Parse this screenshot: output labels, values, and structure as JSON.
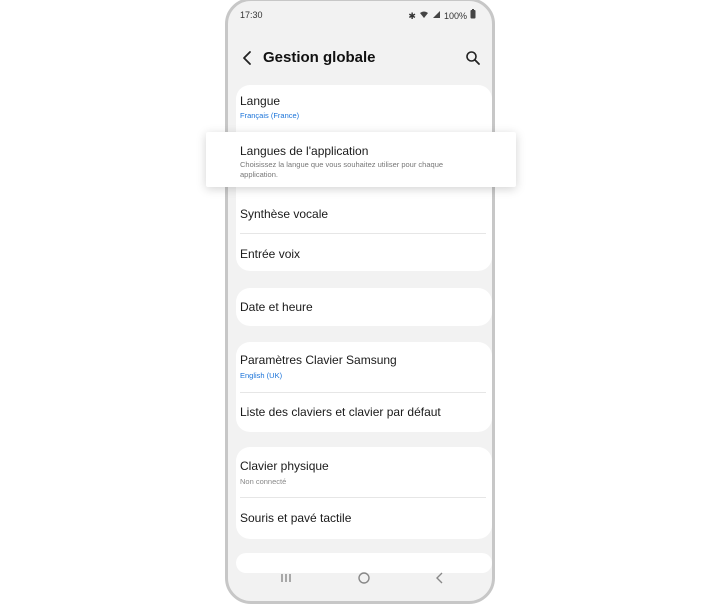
{
  "status_bar": {
    "time": "17:30",
    "battery": "100%",
    "icons": [
      "bluetooth-icon",
      "wifi-icon",
      "signal-icon",
      "battery-icon"
    ]
  },
  "header": {
    "title": "Gestion globale",
    "back_icon": "chevron-left-icon",
    "search_icon": "search-icon"
  },
  "items": {
    "langue": {
      "label": "Langue",
      "value": "Français (France)"
    },
    "app_languages": {
      "label": "Langues de l'application",
      "description": "Choisissez la langue que vous souhaitez utiliser pour chaque application."
    },
    "tts": {
      "label": "Synthèse vocale"
    },
    "voice_input": {
      "label": "Entrée voix"
    },
    "date_time": {
      "label": "Date et heure"
    },
    "samsung_keyboard": {
      "label": "Paramètres Clavier Samsung",
      "value": "English (UK)"
    },
    "keyboard_list": {
      "label": "Liste des claviers et clavier par défaut"
    },
    "physical_keyboard": {
      "label": "Clavier physique",
      "value": "Non connecté"
    },
    "mouse_touchpad": {
      "label": "Souris et pavé tactile"
    }
  },
  "nav_bar": {
    "buttons": [
      "recents-icon",
      "home-icon",
      "back-icon"
    ]
  },
  "colors": {
    "accent_value": "#1a73d9",
    "background": "#f2f2f2",
    "card": "#ffffff"
  }
}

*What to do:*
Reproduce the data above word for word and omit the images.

*Task answer:*
Parse this screenshot: output labels, values, and structure as JSON.
{
  "status_bar": {
    "time": "17:30",
    "battery": "100%",
    "icons": [
      "bluetooth-icon",
      "wifi-icon",
      "signal-icon",
      "battery-icon"
    ]
  },
  "header": {
    "title": "Gestion globale",
    "back_icon": "chevron-left-icon",
    "search_icon": "search-icon"
  },
  "items": {
    "langue": {
      "label": "Langue",
      "value": "Français (France)"
    },
    "app_languages": {
      "label": "Langues de l'application",
      "description": "Choisissez la langue que vous souhaitez utiliser pour chaque application."
    },
    "tts": {
      "label": "Synthèse vocale"
    },
    "voice_input": {
      "label": "Entrée voix"
    },
    "date_time": {
      "label": "Date et heure"
    },
    "samsung_keyboard": {
      "label": "Paramètres Clavier Samsung",
      "value": "English (UK)"
    },
    "keyboard_list": {
      "label": "Liste des claviers et clavier par défaut"
    },
    "physical_keyboard": {
      "label": "Clavier physique",
      "value": "Non connecté"
    },
    "mouse_touchpad": {
      "label": "Souris et pavé tactile"
    }
  },
  "nav_bar": {
    "buttons": [
      "recents-icon",
      "home-icon",
      "back-icon"
    ]
  },
  "colors": {
    "accent_value": "#1a73d9",
    "background": "#f2f2f2",
    "card": "#ffffff"
  }
}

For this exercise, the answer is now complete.